Indian golf star Anirban Lahiri has secured a quick return onto the PGA TOUR following a “satisfying” top-five finish at the Albertson Boise Open presented by Kraft Nabisco, the penultimate event on the Korn Ferry Tour (KFT) Finals, on Sunday.
With a T7 finish achieved in the previous week’s Nationwide Children’s Hospital Championship, Lahiri has now secured enough points to earn one of the 25 PGA TOUR cards at stake at the KFT Finals.
The 32-year-old former Asian No.1 carded a bogey-free 5-under 66, highlighted by three closing birdies, to finish three shots behind winner Matthew NeSmith of the United States.
“I haven’t experienced any kind of a high. Right now, I’m more focused on my golf and what I want to do in the time to come. I had a lot of belief in myself that I could get my card back and play well. I’m more relieved with the fact that I’m putting some scores together which was satisfying,” said Lahiri, who posted rounds of 68, 65, 69 and 66.
After finishing a lowly 174th on the PGA TOUR’s FedExCup points list, he needed to play in the KFT Finals to regain his playing rights on the world’s premier circuit. And with his TOUR card safely in his back pocket now, he plans to challenge for a victory in the final tournament, the Korn Ferry Tour Championship presented by United Leasing & Finance, this week to try and top the No. 1 ranking.
“I’m playing well enough with a lot of confidence and I’m no longer trying to secure my card. Hopefully it frees me up and I can focus on getting into contention again and maybe get third time lucky and win,” he said.
“If I can manage that, it’ll help get me into THE PLAYERS Championship (PGA TOUR flagship event) next year and helps me schedule my events a lot better.”
Lahiri reset his game following his lackluster PGA TOUR campaign and refocused on his basics with swing coach Vijay DIvecha during summer. He believes his game is now back on track as he looks forward to competing against the world’s best again when the new 2019-20 PGA TOUR Season begins in September.

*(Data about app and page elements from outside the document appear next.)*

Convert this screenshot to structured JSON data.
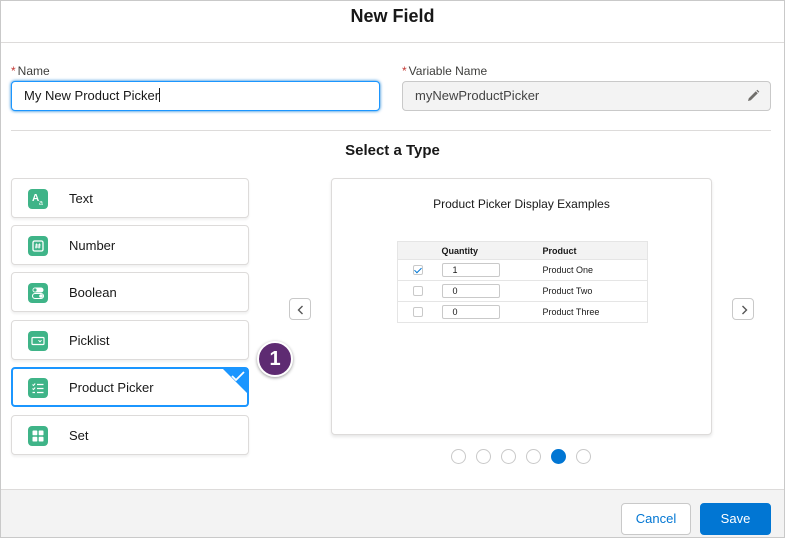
{
  "modal": {
    "title": "New Field"
  },
  "form": {
    "name_label": "Name",
    "name_value": "My New Product Picker",
    "required_mark": "*",
    "variable_label": "Variable Name",
    "variable_value": "myNewProductPicker",
    "edit_icon": "pencil-icon"
  },
  "type_section": {
    "title": "Select a Type",
    "types": [
      {
        "label": "Text",
        "icon": "text-icon"
      },
      {
        "label": "Number",
        "icon": "number-icon"
      },
      {
        "label": "Boolean",
        "icon": "toggle-icon"
      },
      {
        "label": "Picklist",
        "icon": "picklist-icon"
      },
      {
        "label": "Product Picker",
        "icon": "checklist-icon",
        "selected": true
      },
      {
        "label": "Set",
        "icon": "grid-icon"
      }
    ],
    "callout_number": "1"
  },
  "preview": {
    "title": "Product Picker Display Examples",
    "columns": [
      "",
      "Quantity",
      "Product"
    ],
    "rows": [
      {
        "checked": true,
        "quantity": "1",
        "product": "Product One"
      },
      {
        "checked": false,
        "quantity": "0",
        "product": "Product Two"
      },
      {
        "checked": false,
        "quantity": "0",
        "product": "Product Three"
      }
    ],
    "pagination": {
      "total": 6,
      "active": 5
    }
  },
  "footer": {
    "cancel_label": "Cancel",
    "save_label": "Save"
  },
  "colors": {
    "brand": "#0176d3",
    "icon_green": "#3fb488",
    "callout": "#5e2b72",
    "required": "#c23934"
  }
}
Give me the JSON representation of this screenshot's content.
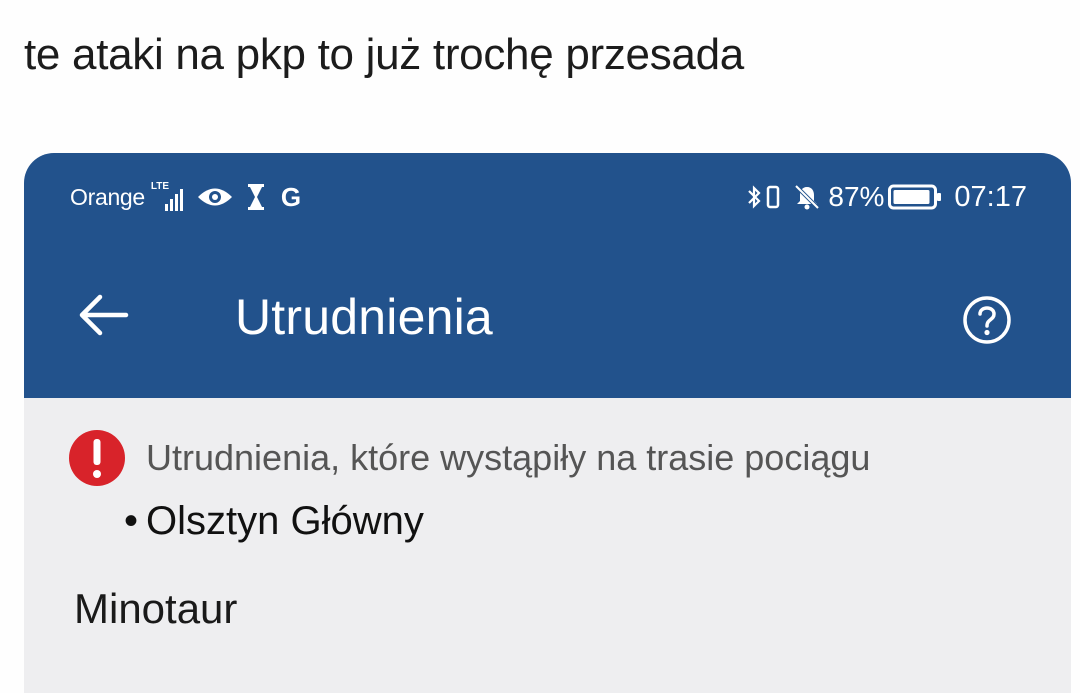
{
  "post": {
    "caption": "te ataki na pkp to już trochę przesada"
  },
  "status_bar": {
    "carrier": "Orange",
    "network": "LTE",
    "g_label": "G",
    "battery_percent": "87%",
    "time": "07:17"
  },
  "app_bar": {
    "title": "Utrudnienia"
  },
  "content": {
    "alert_text": "Utrudnienia, które wystąpiły na trasie pociągu",
    "bullet": "•",
    "station": "Olsztyn Główny",
    "extra_text": "Minotaur"
  },
  "colors": {
    "app_bar": "#22528c",
    "content_bg": "#eeeef0",
    "alert_red": "#d8232a"
  }
}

“It’s coming together. I was disappointed last week that I got into position not only for a win but also to lock up the card in the first week. I made some bogeys coming in and I was disappointed with that but I took it as a learning experience. It’s been a while since I was in contention and I needed to feel the adrenaline again and how to respond to it,” he said.
“I didn’t wake up on a different side of the bed the past two weeks. I started working on some basics again when Vijay came over in July. We got some rest, recharged the batteries and game wise I started to feel good again. This week, the short game was at its best in a long time. I hit it terribly but got up and down each and every time I was out of position. I kept grinding and had those birdies in the end,” added Lahiri.
He was delighted to shoot four rounds in the 60s, which was the first time since last November when he enjoyed his lone top-10 finish of the season at the Mayakoba Classic in Mexico.
“I’ve not done that in a long time, so I’m more relieved to see myself scoring consistently and putting four rounds together. The trend is beginning to change and this gives me most satisfaction. If I can keep playing well, if I can keep doing this, it can only lead to good things,” said Lahiri.
He is quietly hoping to make an impression during the fall season in a bid to earn a captain’s pick for the Presidents Cup. Lahiri featured for the International Team in 2015 and 2017.
“The Presidents Cup is close to my heart but I think I finished 140 places out from the top-8,” he said. “I don’t know when Ernie (Els) will make the picks and I’m not thinking of it right now. My golf is beginning to trend in the right direction that I feel positive about it. However, the Presidents Cup is not my main focus. I just want to play golf and I’m not expecting to be picked unless I can turn it around. I’m just going to focus on events that are in front me now.”